One of many business-friendly measures announced in today’s Budget, the introduction of CGT relief will apply where a controlling interest is sold into an employee ownership structure.
Consultation on the measure, which will accommodate work undertaken by the Department for Business, Innovation and Skills (BIS) to develop an ‘off the shelf’ employee-owned company model, will pave the way for the measure's inclusion in the Finance Bill 2014.
Chancellor George Osborne also announced a limited extension of capital gains tax relief from April.
Introduced in last year's budget, the scheme grants investors a 50% tax relief on capital gains accrued in 2013-14 when they reinvest those gains into seed companies in either 2013-14 or 2014-15.
Patrick Reeve, managing partner at Albion Ventures LLP, one of the largest independent venture capital investors in the UK, welcomes the new tax relief.
Patrick Reeve, managing partner at Albion Ventures LLP
“Abolishing CGT on the sale of companies to employees provides a much needed incentive to unlock hidden talent within UK companies," he says.
"By securing the Government’s stamp of approval we expect to see a significant increase in management buy-outs over the coming months as awareness of this route to growth begins to spread."
Commenting on the announcement that stamp duty on growth markets, he adds: “AIM is the magnet that attracts smaller companies towards venture capital funding. Yet in recent years AIM has lacked the necessary power to fulfil this role effectively, but the Chancellor’s announcement to scrap stamp duty on growth markets such as AIM provides a much needed fillip.
“This Budget was mindful of the role that growth companies are playing in advancing the UK’s progress down the road to recovery.”
Meanwhile, publicans will raise a toast to the Chancellor after he relented in the face of lobbying from the industry to scrap the beer-duty escalator. In fact, he went one step further, actually cutting beer duty by 1p.
The news is the second boon in a month for the alcohol industry after David Cameron abandoned plans for a minimum alcohol unit-price, much to the chagrin of the British Medical Association.
Looked at another way, however, jettisoning proposals for a 45p minimum threshold could be portrayed as a disappointment for the licensed trade. The proposals really affected only the off-trade, forcing up the price of cheap supermarket booze and narrowing a gulf between pub and off-licence prices.
Until 2011, more alcohol was consumed in licensed premises than at home.
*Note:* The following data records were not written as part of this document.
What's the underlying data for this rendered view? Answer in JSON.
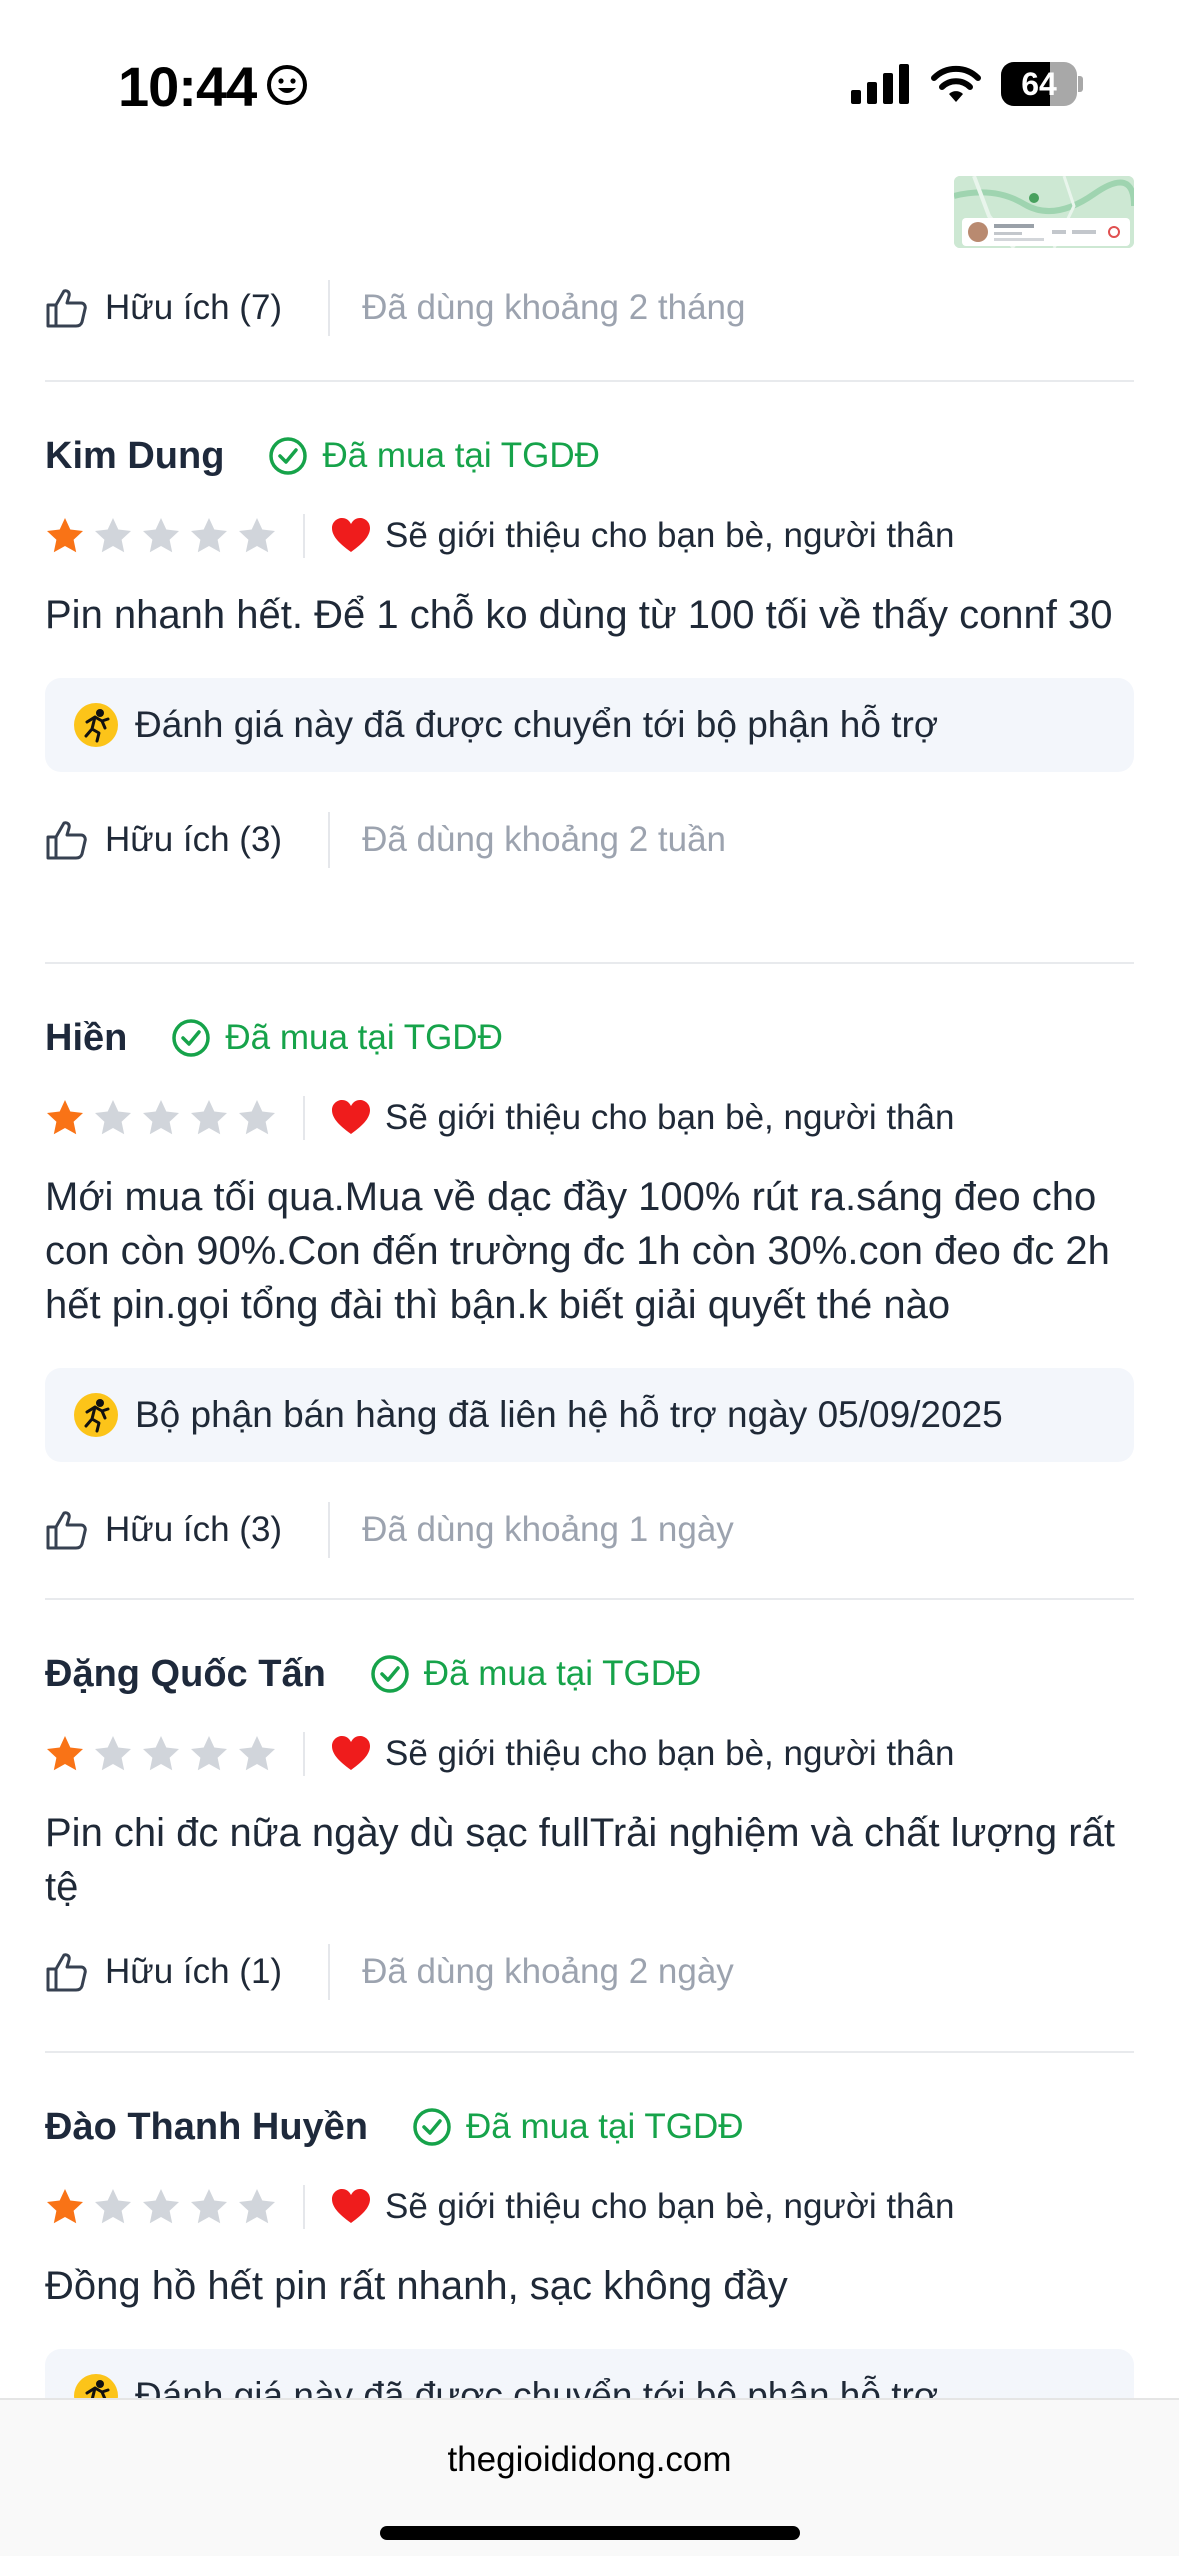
{
  "status_bar": {
    "time": "10:44",
    "battery": "64",
    "battery_level": 0.64,
    "emoji_icon": "smiley-face-icon",
    "signal_icon": "cellular-signal-icon",
    "wifi_icon": "wifi-icon"
  },
  "colors": {
    "verified_green": "#16a34a",
    "star_orange": "#f97316",
    "star_empty": "#d1d5db",
    "heart_red": "#ef1c1c",
    "notice_bg": "#f3f6fb",
    "muted_text": "#9ca3af"
  },
  "prev_review_footer": {
    "helpful_label": "Hữu ích (7)",
    "used_duration": "Đã dùng khoảng 2 tháng"
  },
  "reviews": [
    {
      "name": "Kim Dung",
      "verified_label": "Đã mua tại TGDĐ",
      "rating": 1,
      "max_rating": 5,
      "recommend_label": "Sẽ giới thiệu cho bạn bè, người thân",
      "body": "Pin nhanh hết. Để 1 chỗ ko dùng từ 100 tối về thấy connf 30",
      "notice": "Đánh giá này đã được chuyển tới bộ phận hỗ trợ",
      "helpful_label": "Hữu ích (3)",
      "used_duration": "Đã dùng khoảng 2 tuần"
    },
    {
      "name": "Hiền",
      "verified_label": "Đã mua tại TGDĐ",
      "rating": 1,
      "max_rating": 5,
      "recommend_label": "Sẽ giới thiệu cho bạn bè, người thân",
      "body": "Mới mua tối qua.Mua về dạc đầy 100% rút ra.sáng đeo cho con còn 90%.Con đến trường đc 1h còn 30%.con đeo đc 2h hết pin.gọi tổng đài thì bận.k biết giải quyết thé nào",
      "notice": "Bộ phận bán hàng đã liên hệ hỗ trợ ngày 05/09/2025",
      "helpful_label": "Hữu ích (3)",
      "used_duration": "Đã dùng khoảng 1 ngày"
    },
    {
      "name": "Đặng Quốc Tấn",
      "verified_label": "Đã mua tại TGDĐ",
      "rating": 1,
      "max_rating": 5,
      "recommend_label": "Sẽ giới thiệu cho bạn bè, người thân",
      "body": "Pin chi đc nữa ngày dù sạc fullTrải nghiệm và chất lượng rất tệ",
      "helpful_label": "Hữu ích (1)",
      "used_duration": "Đã dùng khoảng 2 ngày"
    },
    {
      "name": "Đào Thanh Huyền",
      "verified_label": "Đã mua tại TGDĐ",
      "rating": 1,
      "max_rating": 5,
      "recommend_label": "Sẽ giới thiệu cho bạn bè, người thân",
      "body": "Đồng hồ hết pin rất nhanh, sạc không đầy",
      "notice": "Đánh giá này đã được chuyển tới bộ phận hỗ trợ"
    }
  ],
  "browser": {
    "url": "thegioididong.com"
  }
}
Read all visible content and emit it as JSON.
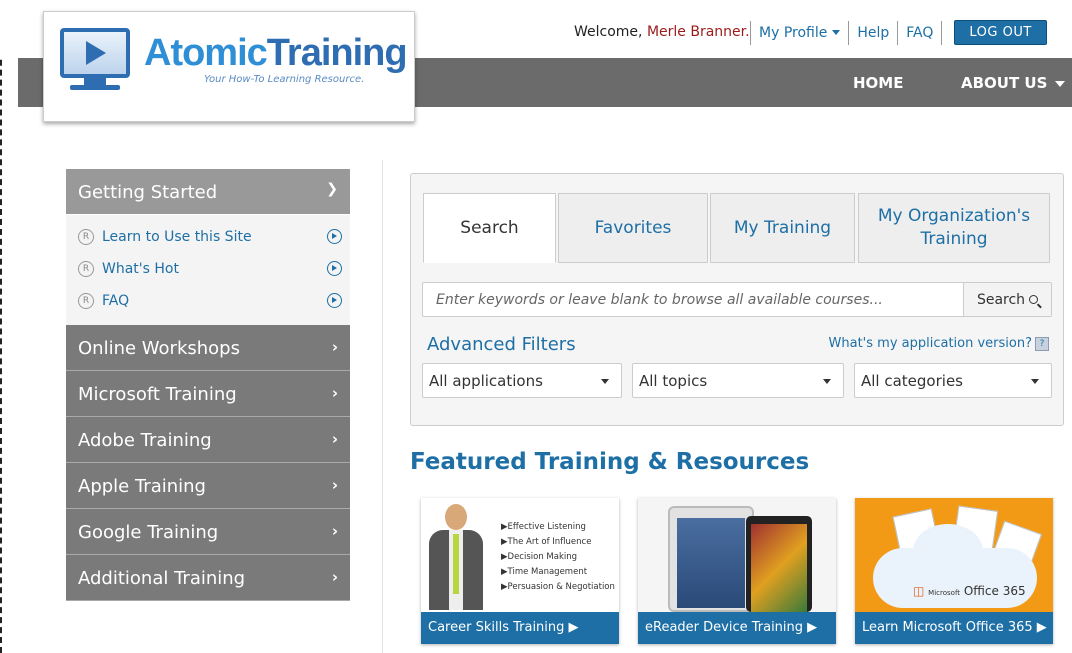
{
  "header": {
    "welcome_prefix": "Welcome,",
    "user_name": "Merle Branner.",
    "my_profile": "My Profile",
    "help": "Help",
    "faq": "FAQ",
    "logout": "LOG OUT"
  },
  "logo": {
    "name_part1": "Atomic",
    "name_part2": "Training",
    "tagline": "Your How-To Learning Resource."
  },
  "nav": {
    "home": "HOME",
    "about": "ABOUT US"
  },
  "sidebar": {
    "open_section": "Getting Started",
    "sub_items": [
      {
        "label": "Learn to Use this Site"
      },
      {
        "label": "What's Hot"
      },
      {
        "label": "FAQ"
      }
    ],
    "sections": [
      {
        "label": "Online Workshops"
      },
      {
        "label": "Microsoft Training"
      },
      {
        "label": "Adobe Training"
      },
      {
        "label": "Apple Training"
      },
      {
        "label": "Google Training"
      },
      {
        "label": "Additional Training"
      }
    ]
  },
  "search_panel": {
    "tabs": [
      {
        "label": "Search",
        "active": true
      },
      {
        "label": "Favorites",
        "active": false
      },
      {
        "label": "My Training",
        "active": false
      },
      {
        "label": "My Organization's Training",
        "active": false
      }
    ],
    "search_placeholder": "Enter keywords or leave blank to browse all available courses...",
    "search_value": "",
    "search_button": "Search",
    "advanced_filters": "Advanced Filters",
    "app_version_link": "What's my application version?",
    "filters": [
      {
        "selected": "All applications"
      },
      {
        "selected": "All topics"
      },
      {
        "selected": "All categories"
      }
    ]
  },
  "featured": {
    "title": "Featured Training & Resources",
    "cards": [
      {
        "caption": "Career Skills Training ▶",
        "bullets": [
          "▶Effective Listening",
          "▶The Art of Influence",
          "▶Decision Making",
          "▶Time Management",
          "▶Persuasion & Negotiation"
        ]
      },
      {
        "caption": "eReader Device Training ▶"
      },
      {
        "caption": "Learn Microsoft Office 365 ▶",
        "product_brand": "Microsoft",
        "product_name": "Office 365"
      }
    ]
  },
  "colors": {
    "brand_blue": "#1d6fa5",
    "nav_gray": "#6b6b6b",
    "sidebar_gray": "#7a7a7a",
    "user_red": "#9b1b1b"
  }
}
The trend towards home drinking - surely not coincidentally - correlated with a widening disparity in on- and off-trade prices, with the squeeze on living standards only accelerating the trend.
The abandonment of the beer duty escalator should at least ensure that gulf doesn't widen further still.